___ Material provided

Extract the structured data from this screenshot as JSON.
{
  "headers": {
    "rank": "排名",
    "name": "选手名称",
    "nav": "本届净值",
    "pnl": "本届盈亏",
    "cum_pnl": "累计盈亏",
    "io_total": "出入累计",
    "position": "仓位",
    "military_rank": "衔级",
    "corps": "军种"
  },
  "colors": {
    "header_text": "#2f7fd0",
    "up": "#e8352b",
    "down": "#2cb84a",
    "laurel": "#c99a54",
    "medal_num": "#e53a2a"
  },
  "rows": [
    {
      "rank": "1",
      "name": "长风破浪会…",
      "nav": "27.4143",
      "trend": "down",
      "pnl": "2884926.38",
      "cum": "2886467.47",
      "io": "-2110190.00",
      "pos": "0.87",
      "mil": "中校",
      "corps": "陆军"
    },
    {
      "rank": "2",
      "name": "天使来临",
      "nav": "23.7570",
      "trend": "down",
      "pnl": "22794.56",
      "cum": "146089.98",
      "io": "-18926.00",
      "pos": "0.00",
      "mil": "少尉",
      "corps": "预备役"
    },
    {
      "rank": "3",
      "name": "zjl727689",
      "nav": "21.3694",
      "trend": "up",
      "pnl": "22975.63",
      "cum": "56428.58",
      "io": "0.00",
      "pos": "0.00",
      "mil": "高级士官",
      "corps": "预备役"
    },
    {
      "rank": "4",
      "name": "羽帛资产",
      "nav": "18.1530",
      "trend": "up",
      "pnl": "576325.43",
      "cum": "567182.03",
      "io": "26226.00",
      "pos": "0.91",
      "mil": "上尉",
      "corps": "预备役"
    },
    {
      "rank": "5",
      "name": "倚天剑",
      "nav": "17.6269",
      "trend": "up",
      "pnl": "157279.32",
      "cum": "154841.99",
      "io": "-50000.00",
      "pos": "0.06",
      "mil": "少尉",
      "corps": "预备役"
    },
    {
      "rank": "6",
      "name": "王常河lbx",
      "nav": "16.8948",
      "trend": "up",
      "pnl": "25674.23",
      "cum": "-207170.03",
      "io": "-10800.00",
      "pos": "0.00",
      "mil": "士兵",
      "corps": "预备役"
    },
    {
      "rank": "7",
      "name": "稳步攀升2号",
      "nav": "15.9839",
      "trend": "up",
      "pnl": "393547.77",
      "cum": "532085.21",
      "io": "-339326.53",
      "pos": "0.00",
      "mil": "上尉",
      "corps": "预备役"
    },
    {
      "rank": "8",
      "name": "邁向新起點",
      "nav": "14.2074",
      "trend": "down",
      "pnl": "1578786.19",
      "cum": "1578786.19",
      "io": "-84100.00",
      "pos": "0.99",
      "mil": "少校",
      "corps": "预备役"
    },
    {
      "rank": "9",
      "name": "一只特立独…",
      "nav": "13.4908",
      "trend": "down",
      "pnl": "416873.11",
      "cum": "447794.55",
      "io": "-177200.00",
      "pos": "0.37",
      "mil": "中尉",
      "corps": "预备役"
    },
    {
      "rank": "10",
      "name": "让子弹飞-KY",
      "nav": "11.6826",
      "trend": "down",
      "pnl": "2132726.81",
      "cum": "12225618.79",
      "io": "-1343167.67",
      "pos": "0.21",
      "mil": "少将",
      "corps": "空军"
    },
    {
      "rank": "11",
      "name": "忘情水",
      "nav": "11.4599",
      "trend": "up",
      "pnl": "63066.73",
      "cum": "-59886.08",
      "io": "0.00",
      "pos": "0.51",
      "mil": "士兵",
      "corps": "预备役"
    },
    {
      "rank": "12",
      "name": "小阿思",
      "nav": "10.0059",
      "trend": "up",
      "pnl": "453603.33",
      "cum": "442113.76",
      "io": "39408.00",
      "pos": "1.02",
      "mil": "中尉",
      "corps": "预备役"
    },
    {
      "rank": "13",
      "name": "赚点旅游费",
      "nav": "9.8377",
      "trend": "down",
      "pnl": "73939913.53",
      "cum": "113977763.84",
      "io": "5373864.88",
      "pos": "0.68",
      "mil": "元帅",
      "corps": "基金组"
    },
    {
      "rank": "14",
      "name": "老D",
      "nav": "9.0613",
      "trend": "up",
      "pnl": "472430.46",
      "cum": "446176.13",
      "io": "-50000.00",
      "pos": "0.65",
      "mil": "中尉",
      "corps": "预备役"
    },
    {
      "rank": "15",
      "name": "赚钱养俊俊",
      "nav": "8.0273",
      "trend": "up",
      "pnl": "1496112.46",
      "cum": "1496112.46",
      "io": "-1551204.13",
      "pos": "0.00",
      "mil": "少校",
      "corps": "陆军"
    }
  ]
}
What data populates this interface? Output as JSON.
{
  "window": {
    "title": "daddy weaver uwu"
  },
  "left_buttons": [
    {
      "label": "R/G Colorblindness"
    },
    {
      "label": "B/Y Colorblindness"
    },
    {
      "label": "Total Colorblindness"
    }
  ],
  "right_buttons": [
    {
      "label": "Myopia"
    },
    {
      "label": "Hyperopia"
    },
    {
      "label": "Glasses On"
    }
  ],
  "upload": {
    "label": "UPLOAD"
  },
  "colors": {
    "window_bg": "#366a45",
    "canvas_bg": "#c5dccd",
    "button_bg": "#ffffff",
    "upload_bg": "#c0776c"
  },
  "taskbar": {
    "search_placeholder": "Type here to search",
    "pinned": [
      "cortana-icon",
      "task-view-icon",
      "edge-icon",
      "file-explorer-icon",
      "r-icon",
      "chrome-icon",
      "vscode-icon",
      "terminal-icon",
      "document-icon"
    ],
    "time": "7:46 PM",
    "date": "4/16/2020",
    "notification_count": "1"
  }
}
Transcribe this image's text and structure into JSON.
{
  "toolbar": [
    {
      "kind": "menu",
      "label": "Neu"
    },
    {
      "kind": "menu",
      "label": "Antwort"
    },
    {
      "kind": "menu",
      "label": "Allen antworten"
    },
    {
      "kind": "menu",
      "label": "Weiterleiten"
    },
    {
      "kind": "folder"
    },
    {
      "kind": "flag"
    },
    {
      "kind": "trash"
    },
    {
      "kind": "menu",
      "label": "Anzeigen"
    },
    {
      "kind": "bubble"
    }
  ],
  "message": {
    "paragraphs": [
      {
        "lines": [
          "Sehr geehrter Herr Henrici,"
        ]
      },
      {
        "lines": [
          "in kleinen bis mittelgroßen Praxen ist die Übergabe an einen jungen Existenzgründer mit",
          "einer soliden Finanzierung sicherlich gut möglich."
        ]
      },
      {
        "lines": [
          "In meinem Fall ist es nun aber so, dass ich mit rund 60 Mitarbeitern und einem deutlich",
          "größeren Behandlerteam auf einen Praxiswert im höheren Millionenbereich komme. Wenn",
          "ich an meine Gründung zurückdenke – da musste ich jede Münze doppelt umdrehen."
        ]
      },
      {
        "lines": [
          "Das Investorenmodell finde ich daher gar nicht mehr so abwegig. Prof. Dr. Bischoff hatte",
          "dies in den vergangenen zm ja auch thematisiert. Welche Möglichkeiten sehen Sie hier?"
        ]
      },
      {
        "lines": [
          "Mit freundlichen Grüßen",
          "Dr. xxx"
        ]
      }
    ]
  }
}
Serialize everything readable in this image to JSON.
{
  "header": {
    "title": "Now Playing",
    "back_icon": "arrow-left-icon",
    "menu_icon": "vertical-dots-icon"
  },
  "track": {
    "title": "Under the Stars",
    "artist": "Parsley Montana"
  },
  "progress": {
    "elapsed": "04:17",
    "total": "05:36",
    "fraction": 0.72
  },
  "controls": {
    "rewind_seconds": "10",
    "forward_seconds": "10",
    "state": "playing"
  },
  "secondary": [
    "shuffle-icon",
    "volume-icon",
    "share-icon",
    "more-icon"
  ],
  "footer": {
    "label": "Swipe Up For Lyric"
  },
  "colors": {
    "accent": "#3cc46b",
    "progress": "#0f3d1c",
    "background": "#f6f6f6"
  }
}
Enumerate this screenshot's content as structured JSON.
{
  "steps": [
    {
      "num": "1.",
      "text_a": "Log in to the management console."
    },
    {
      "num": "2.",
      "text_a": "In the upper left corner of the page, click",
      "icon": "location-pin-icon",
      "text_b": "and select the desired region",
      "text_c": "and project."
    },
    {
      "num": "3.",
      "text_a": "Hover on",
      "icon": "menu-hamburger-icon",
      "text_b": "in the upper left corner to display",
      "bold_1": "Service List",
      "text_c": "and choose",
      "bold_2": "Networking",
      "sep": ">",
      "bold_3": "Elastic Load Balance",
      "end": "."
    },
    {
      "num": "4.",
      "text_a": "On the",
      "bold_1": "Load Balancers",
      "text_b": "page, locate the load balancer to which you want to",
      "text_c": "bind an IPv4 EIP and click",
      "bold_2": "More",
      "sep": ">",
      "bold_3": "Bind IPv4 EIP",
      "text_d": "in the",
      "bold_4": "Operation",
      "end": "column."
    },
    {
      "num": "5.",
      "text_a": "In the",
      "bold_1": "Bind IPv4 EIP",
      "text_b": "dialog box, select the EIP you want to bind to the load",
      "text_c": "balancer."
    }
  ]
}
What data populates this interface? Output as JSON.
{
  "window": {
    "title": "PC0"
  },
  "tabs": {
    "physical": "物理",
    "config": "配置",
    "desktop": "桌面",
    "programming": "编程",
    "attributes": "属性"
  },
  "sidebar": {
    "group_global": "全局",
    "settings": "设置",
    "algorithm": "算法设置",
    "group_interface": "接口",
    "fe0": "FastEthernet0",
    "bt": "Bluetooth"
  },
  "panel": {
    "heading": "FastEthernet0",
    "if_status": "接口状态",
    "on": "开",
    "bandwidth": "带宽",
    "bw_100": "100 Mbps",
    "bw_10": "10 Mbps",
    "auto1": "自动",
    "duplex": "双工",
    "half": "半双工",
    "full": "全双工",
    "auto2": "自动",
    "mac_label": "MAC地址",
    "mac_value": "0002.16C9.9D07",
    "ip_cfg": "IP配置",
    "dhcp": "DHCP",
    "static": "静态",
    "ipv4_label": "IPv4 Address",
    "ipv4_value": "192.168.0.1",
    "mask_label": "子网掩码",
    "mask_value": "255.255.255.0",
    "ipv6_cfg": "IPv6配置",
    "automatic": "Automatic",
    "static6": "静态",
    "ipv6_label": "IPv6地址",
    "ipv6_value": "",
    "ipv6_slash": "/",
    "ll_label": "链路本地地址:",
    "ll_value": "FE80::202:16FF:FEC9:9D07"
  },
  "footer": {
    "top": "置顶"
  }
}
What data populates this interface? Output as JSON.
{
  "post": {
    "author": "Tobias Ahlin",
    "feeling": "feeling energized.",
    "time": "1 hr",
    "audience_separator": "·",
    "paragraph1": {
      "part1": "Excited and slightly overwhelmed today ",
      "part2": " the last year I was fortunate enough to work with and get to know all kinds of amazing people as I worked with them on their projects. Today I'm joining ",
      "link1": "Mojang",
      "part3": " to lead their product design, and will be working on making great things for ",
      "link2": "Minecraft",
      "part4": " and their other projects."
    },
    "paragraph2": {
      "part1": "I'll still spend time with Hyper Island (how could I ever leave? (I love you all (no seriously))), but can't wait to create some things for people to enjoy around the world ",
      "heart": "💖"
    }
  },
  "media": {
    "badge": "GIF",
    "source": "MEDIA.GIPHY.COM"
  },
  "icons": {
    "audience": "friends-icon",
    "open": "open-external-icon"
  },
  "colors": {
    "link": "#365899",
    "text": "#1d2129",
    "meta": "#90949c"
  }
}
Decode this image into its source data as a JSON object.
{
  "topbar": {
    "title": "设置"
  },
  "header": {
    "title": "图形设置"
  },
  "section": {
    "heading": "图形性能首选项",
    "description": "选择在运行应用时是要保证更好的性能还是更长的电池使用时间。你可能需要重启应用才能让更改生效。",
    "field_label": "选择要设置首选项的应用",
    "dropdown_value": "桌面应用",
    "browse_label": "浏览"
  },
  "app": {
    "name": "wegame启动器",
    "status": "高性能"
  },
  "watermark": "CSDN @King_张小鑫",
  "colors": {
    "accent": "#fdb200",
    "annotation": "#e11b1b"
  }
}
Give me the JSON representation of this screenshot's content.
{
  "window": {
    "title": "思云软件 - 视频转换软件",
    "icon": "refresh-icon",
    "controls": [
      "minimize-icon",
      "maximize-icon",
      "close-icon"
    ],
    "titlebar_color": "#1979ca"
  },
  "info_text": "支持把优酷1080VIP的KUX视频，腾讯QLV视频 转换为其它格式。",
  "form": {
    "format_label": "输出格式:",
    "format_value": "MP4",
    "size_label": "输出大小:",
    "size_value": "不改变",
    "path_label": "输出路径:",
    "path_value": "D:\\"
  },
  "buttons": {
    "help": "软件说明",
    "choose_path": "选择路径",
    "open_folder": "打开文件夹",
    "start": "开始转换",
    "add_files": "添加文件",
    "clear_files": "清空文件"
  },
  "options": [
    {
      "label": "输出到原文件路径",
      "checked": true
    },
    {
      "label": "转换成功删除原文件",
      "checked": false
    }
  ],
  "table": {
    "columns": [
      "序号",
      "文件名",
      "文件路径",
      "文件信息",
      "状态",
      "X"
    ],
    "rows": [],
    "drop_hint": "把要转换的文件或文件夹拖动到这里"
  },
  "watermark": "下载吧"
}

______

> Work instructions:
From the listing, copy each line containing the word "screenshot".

> Response to this task:
Extract the structured data from this screenshot as JSON.
Enumerate this screenshot's content as structured JSON.
Give me the JSON representation of this screenshot's content.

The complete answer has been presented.